Home inspection 

The purpose is to check the plumbing, foundation, appliances, and other features and make sure they are up to code. Not getting an inspection can be a costly mistake for the home buyer.

Homeowners insurance  

A form of property insurance that covers losses and damages to the house and assets in the home.

Listing price 

The price of the home, set by the seller.

In escrow 

The period of time where a buyer has made an offer, and a seller has accepted. This is the time where homes are inspected and appraised to determine the conditions set are satisfied.

LTV (loan-to-value)

A ratio used to describe the overall size of your loan versus the value of the home you are buying. LTV will help you understand how much you will be able to borrow. You can figure out this value by dividing the loan size by the home’s value.

Mortgage broker

An individual or company that is responsible for taking care of all the parts of the deal between borrowers and lenders.

Multiple listing service 

A database where real estate agents list properties for sale.


An offer is a formal request to buy a home.


Prepaid interest on a loan, equal to one percent of the loan amount. The advantage to paying points up front is that you can secure a lower interest rate for the lifetime of the loan.


The amount borrowed to buy a home. The more you pay off, the more equity you own.

Pre-approval (loan)

A lender’s written guarantee to grant you a loan up to a certain amount. Being pre-approved can help you strengthen your position when negotiating with a seller.


An estimate of the amount a buyer may be able to borrow. This is the less official pre-approval.

PMI (private mortgage insurance)

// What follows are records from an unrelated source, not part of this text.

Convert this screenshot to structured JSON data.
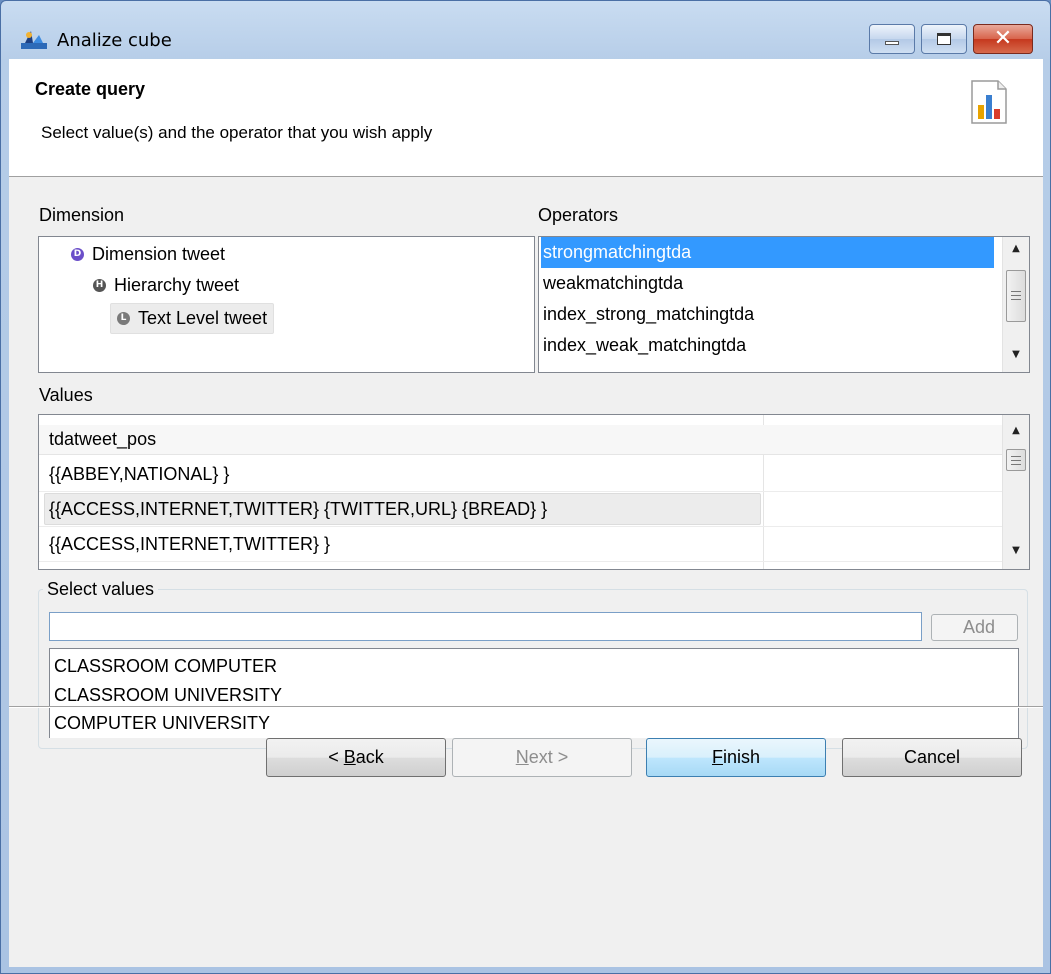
{
  "window": {
    "title": "Analize cube"
  },
  "header": {
    "title": "Create query",
    "description": "Select value(s) and the operator that you wish apply",
    "icon": "chart-icon"
  },
  "dimension": {
    "label": "Dimension",
    "tree": [
      {
        "icon": "dimension-icon",
        "badge": "D",
        "label": "Dimension tweet"
      },
      {
        "icon": "hierarchy-icon",
        "badge": "H",
        "label": "Hierarchy tweet"
      },
      {
        "icon": "level-icon",
        "badge": "L",
        "label": "Text Level tweet"
      }
    ]
  },
  "operators": {
    "label": "Operators",
    "items": [
      "strongmatchingtda",
      "weakmatchingtda",
      "index_strong_matchingtda",
      "index_weak_matchingtda"
    ],
    "selected": "strongmatchingtda"
  },
  "values": {
    "label": "Values",
    "column_header": "tdatweet_pos",
    "rows": [
      "{{ABBEY,NATIONAL} }",
      "{{ACCESS,INTERNET,TWITTER} {TWITTER,URL} {BREAD} }",
      "{{ACCESS,INTERNET,TWITTER} }"
    ]
  },
  "select_values": {
    "label": "Select values",
    "input_value": "",
    "add_label": "Add",
    "items": [
      "CLASSROOM COMPUTER",
      "CLASSROOM UNIVERSITY",
      "COMPUTER UNIVERSITY"
    ]
  },
  "footer": {
    "back_pre": "< ",
    "back_key": "B",
    "back_post": "ack",
    "next_key": "N",
    "next_post": "ext >",
    "finish_key": "F",
    "finish_post": "inish",
    "cancel": "Cancel"
  },
  "colors": {
    "selection": "#3399ff",
    "finish_border": "#3c7fb1",
    "close_button": "#c5381e"
  }
}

An insurance premium that the buyer pays to the lender in order to protect the lender from default on a mortgage. Once the buyer has built up 20% equity in the home, these insurance payments typically end.


Refinancing is when you restructure your current home loan. You replace your old loan with an entirely new loan that has different payment structures and rates. Typically, people refinance because they are eligible to get a lower interest rate on their mortgage which will decrease their monthly payment and lower the overall debt owed.


A legal document which defines what property you own and everything that affects the property including owners, mortgages, and any covenants.

Title insurance

Title insurance is often required as part of the closing costs. It covers research into public records to make sure the title is ready for sale.


This is the process lenders use to look at an applicant’s income, assets, and credit. They use this information to determine the risk involved with offering this applicant a loan. Underwriting typically happens after you have submitted your application.

If you are ready to put these terms to work, click HERE to reach out to one of our mortgage specialists today!